-- WHAT YOU SHOULD DO --
I would like every record reproduced exactly, with the pictures left out.

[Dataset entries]
►
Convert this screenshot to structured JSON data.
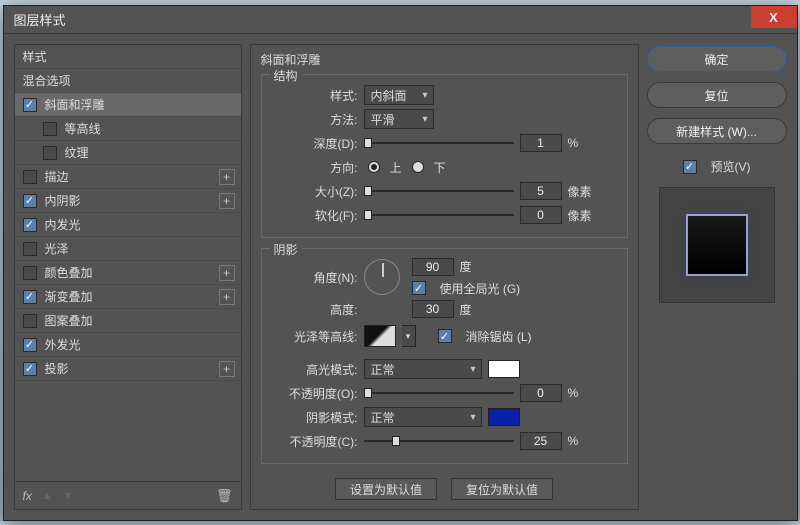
{
  "title": "图层样式",
  "close": "X",
  "left": {
    "styles_header": "样式",
    "blend_header": "混合选项",
    "items": [
      {
        "label": "斜面和浮雕",
        "checked": true,
        "selected": true,
        "sub": false,
        "plus": false
      },
      {
        "label": "等高线",
        "checked": false,
        "selected": false,
        "sub": true,
        "plus": false
      },
      {
        "label": "纹理",
        "checked": false,
        "selected": false,
        "sub": true,
        "plus": false
      },
      {
        "label": "描边",
        "checked": false,
        "selected": false,
        "sub": false,
        "plus": true
      },
      {
        "label": "内阴影",
        "checked": true,
        "selected": false,
        "sub": false,
        "plus": true
      },
      {
        "label": "内发光",
        "checked": true,
        "selected": false,
        "sub": false,
        "plus": false
      },
      {
        "label": "光泽",
        "checked": false,
        "selected": false,
        "sub": false,
        "plus": false
      },
      {
        "label": "颜色叠加",
        "checked": false,
        "selected": false,
        "sub": false,
        "plus": true
      },
      {
        "label": "渐变叠加",
        "checked": true,
        "selected": false,
        "sub": false,
        "plus": true
      },
      {
        "label": "图案叠加",
        "checked": false,
        "selected": false,
        "sub": false,
        "plus": false
      },
      {
        "label": "外发光",
        "checked": true,
        "selected": false,
        "sub": false,
        "plus": false
      },
      {
        "label": "投影",
        "checked": true,
        "selected": false,
        "sub": false,
        "plus": true
      }
    ],
    "fx": "fx"
  },
  "center": {
    "title": "斜面和浮雕",
    "structure": {
      "legend": "结构",
      "style_label": "样式:",
      "style_value": "内斜面",
      "technique_label": "方法:",
      "technique_value": "平滑",
      "depth_label": "深度(D):",
      "depth_value": "1",
      "depth_unit": "%",
      "direction_label": "方向:",
      "dir_up": "上",
      "dir_down": "下",
      "size_label": "大小(Z):",
      "size_value": "5",
      "size_unit": "像素",
      "soften_label": "软化(F):",
      "soften_value": "0",
      "soften_unit": "像素"
    },
    "shading": {
      "legend": "阴影",
      "angle_label": "角度(N):",
      "angle_value": "90",
      "angle_unit": "度",
      "global_label": "使用全局光 (G)",
      "altitude_label": "高度:",
      "altitude_value": "30",
      "altitude_unit": "度",
      "contour_label": "光泽等高线:",
      "antialias_label": "消除锯齿 (L)",
      "highlight_mode_label": "高光模式:",
      "highlight_mode_value": "正常",
      "highlight_opacity_label": "不透明度(O):",
      "highlight_opacity_value": "0",
      "highlight_opacity_unit": "%",
      "shadow_mode_label": "阴影模式:",
      "shadow_mode_value": "正常",
      "shadow_opacity_label": "不透明度(C):",
      "shadow_opacity_value": "25",
      "shadow_opacity_unit": "%"
    },
    "make_default": "设置为默认值",
    "reset_default": "复位为默认值"
  },
  "right": {
    "ok": "确定",
    "cancel": "复位",
    "new_style": "新建样式 (W)...",
    "preview_label": "预览(V)"
  }
}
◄
-- EXPECTED OUTPUT --
Convert this screenshot to structured JSON data.
{
  "title": "图层样式",
  "close": "X",
  "left": {
    "styles_header": "样式",
    "blend_header": "混合选项",
    "items": [
      {
        "label": "斜面和浮雕",
        "checked": true,
        "selected": true,
        "sub": false,
        "plus": false
      },
      {
        "label": "等高线",
        "checked": false,
        "selected": false,
        "sub": true,
        "plus": false
      },
      {
        "label": "纹理",
        "checked": false,
        "selected": false,
        "sub": true,
        "plus": false
      },
      {
        "label": "描边",
        "checked": false,
        "selected": false,
        "sub": false,
        "plus": true
      },
      {
        "label": "内阴影",
        "checked": true,
        "selected": false,
        "sub": false,
        "plus": true
      },
      {
        "label": "内发光",
        "checked": true,
        "selected": false,
        "sub": false,
        "plus": false
      },
      {
        "label": "光泽",
        "checked": false,
        "selected": false,
        "sub": false,
        "plus": false
      },
      {
        "label": "颜色叠加",
        "checked": false,
        "selected": false,
        "sub": false,
        "plus": true
      },
      {
        "label": "渐变叠加",
        "checked": true,
        "selected": false,
        "sub": false,
        "plus": true
      },
      {
        "label": "图案叠加",
        "checked": false,
        "selected": false,
        "sub": false,
        "plus": false
      },
      {
        "label": "外发光",
        "checked": true,
        "selected": false,
        "sub": false,
        "plus": false
      },
      {
        "label": "投影",
        "checked": true,
        "selected": false,
        "sub": false,
        "plus": true
      }
    ],
    "fx": "fx"
  },
  "center": {
    "title": "斜面和浮雕",
    "structure": {
      "legend": "结构",
      "style_label": "样式:",
      "style_value": "内斜面",
      "technique_label": "方法:",
      "technique_value": "平滑",
      "depth_label": "深度(D):",
      "depth_value": "1",
      "depth_unit": "%",
      "direction_label": "方向:",
      "dir_up": "上",
      "dir_down": "下",
      "size_label": "大小(Z):",
      "size_value": "5",
      "size_unit": "像素",
      "soften_label": "软化(F):",
      "soften_value": "0",
      "soften_unit": "像素"
    },
    "shading": {
      "legend": "阴影",
      "angle_label": "角度(N):",
      "angle_value": "90",
      "angle_unit": "度",
      "global_label": "使用全局光 (G)",
      "altitude_label": "高度:",
      "altitude_value": "30",
      "altitude_unit": "度",
      "contour_label": "光泽等高线:",
      "antialias_label": "消除锯齿 (L)",
      "highlight_mode_label": "高光模式:",
      "highlight_mode_value": "正常",
      "highlight_opacity_label": "不透明度(O):",
      "highlight_opacity_value": "0",
      "highlight_opacity_unit": "%",
      "shadow_mode_label": "阴影模式:",
      "shadow_mode_value": "正常",
      "shadow_opacity_label": "不透明度(C):",
      "shadow_opacity_value": "25",
      "shadow_opacity_unit": "%"
    },
    "make_default": "设置为默认值",
    "reset_default": "复位为默认值"
  },
  "right": {
    "ok": "确定",
    "cancel": "复位",
    "new_style": "新建样式 (W)...",
    "preview_label": "预览(V)"
  }
}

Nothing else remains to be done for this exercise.